Students Connect to Academics and Adventure

August 31, 2016

August 31, 2016

Student success with Colorado Youth Leaders

More Colorado students have an opportunity to succeed in Advanced Placement (AP) courses while strengthening their leadership skills and giving back to their local communities.

With the help of a $20,000 grant from Bank of America, CEI’s Colorado Legacy Schools (CLS) program partnered with Colorado Young Leaders (CYL) to bring new opportunities to high school students. 

While CLS provides academic supports for students to succeed in AP courses, CYL offers service, leadership, and adventure.

“We’re really excited to partner with CEI to offer our program in three more Jeffco high schools – Green Mountain, Jefferson, and Wheat Ridge,” said CYL’s program director Jessica Harper. “We really think we’re on to something here by offering a good overlap of academic and social skills that kids need to experience as they choose a career or college pathway.”

Harper says CYL’s nonprofit leadership training for high school students is designed to tap into the talents and creativity of a student body. “By creating the space for kids to leverage their time at school towards leadership skills we also help students who are just searching for their passions,” she said. “Today’s students are looking for a way to contribute to their communities in meaningful ways while learning the skills that will help them become better leaders.”

Students find CYL in a variety of ways. “We meet students who are looking for a connection to volunteer and service hours for school or their college applications, some kids are looking to give back to their communities in meaningful ways, and others just hear about us from their friends who are already involved with our program,” said Harper.
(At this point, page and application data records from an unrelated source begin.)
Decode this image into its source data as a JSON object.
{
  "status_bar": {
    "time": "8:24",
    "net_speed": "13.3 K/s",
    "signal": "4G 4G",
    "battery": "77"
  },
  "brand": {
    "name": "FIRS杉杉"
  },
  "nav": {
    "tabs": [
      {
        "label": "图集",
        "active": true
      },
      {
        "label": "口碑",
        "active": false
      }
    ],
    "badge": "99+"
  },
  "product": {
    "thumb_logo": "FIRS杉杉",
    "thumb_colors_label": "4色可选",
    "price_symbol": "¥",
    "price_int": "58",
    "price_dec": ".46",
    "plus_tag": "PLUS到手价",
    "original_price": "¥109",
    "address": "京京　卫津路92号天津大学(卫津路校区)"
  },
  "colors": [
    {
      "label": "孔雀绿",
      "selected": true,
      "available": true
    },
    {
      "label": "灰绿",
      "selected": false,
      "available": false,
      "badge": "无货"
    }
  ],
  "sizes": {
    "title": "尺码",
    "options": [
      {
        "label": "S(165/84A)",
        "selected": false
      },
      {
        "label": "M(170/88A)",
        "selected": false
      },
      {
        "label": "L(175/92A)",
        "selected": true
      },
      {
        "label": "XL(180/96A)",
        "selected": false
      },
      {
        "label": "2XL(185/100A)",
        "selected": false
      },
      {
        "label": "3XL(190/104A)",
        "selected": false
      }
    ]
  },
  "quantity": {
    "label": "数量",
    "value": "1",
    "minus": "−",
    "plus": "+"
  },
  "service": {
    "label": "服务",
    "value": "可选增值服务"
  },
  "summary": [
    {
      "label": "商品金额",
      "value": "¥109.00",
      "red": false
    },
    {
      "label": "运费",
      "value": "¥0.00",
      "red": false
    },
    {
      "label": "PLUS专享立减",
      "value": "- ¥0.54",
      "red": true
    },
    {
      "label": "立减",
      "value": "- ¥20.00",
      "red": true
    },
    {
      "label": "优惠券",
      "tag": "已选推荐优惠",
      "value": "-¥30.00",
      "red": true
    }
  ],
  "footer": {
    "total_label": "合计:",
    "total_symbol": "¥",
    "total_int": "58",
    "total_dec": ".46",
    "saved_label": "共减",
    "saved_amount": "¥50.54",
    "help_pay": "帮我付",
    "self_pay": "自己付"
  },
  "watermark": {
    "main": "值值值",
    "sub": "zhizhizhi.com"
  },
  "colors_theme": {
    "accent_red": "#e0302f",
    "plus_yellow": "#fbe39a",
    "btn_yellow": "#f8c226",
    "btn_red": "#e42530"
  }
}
Wheat Ridge High School teacher Elliott Holm sees the partnership as an incredible opportunity for his students. “This is a match made in heaven for our students to work with CYL to plan and organize their own service projects in their own community,” he said. “Not only do our kids get to earn volunteer hours, but have a blast while doing it – plus, they give back to the community, make connections for their future, and find friends they may have never had before.”

CEI’s CLS director Greg Hessee knows how valuable a program like CYL can be to students. “These kinds of supports dramatically increase students’ college readiness and their ability to succeed when they get to college or career,” said Hessee.

“This is a unique opportunity for students to build on their academics while developing social competencies through CYL’s leadership projects.”

Learn how your school can get involved with the CLS and visit the CYL website  to find a program in your area.